### TASK
Taking the records line by line, how many lines contain the word "eros"? Answer with the number only.

Page and application data records:
• • • • • • •
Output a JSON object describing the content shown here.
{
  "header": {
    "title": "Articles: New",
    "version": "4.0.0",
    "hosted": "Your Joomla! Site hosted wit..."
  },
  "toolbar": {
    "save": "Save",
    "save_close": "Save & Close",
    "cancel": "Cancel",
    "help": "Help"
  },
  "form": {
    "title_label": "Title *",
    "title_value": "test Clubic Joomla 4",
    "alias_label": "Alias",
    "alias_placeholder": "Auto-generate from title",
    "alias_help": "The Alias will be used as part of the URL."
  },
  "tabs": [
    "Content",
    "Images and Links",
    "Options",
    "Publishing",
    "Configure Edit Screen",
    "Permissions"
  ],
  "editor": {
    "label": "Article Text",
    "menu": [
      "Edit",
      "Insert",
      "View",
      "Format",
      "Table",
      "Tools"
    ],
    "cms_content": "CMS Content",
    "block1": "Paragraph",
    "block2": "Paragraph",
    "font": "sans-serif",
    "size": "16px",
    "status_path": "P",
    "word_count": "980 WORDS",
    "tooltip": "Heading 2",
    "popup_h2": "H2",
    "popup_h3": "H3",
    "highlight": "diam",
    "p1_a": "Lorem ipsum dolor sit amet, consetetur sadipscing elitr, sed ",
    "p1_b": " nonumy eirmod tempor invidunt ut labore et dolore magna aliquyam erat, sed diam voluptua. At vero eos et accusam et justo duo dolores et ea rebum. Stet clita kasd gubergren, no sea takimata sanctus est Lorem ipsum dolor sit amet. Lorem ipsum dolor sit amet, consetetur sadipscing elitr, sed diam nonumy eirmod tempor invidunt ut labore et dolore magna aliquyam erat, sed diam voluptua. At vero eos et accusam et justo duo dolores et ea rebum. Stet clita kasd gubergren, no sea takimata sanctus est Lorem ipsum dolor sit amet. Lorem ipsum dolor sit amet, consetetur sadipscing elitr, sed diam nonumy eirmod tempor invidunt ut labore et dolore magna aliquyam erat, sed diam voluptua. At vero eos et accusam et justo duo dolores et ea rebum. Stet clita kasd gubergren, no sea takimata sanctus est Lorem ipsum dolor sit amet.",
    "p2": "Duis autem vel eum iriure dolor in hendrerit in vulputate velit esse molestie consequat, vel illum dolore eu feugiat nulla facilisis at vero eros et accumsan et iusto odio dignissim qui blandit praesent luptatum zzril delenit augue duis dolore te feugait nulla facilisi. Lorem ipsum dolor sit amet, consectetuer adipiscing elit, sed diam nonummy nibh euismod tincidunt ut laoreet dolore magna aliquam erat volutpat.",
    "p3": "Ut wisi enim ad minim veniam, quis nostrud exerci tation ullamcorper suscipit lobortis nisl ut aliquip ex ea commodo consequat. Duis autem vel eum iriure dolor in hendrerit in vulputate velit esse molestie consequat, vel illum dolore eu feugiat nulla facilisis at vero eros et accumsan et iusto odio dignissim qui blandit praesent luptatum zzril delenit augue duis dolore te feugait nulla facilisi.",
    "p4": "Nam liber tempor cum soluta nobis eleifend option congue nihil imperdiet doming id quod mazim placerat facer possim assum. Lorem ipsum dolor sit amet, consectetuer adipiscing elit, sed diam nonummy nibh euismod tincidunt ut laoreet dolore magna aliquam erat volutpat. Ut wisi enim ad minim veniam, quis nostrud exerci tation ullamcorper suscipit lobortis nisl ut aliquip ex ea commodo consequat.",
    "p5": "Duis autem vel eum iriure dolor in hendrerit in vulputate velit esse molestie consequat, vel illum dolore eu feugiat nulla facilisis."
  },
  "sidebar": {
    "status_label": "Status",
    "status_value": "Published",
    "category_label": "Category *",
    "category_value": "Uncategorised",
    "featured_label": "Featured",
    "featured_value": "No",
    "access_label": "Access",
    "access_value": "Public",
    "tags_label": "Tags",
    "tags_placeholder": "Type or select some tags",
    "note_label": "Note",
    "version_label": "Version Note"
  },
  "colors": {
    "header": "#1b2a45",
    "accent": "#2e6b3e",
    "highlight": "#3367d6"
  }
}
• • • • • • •
### COMPLETED TASK
2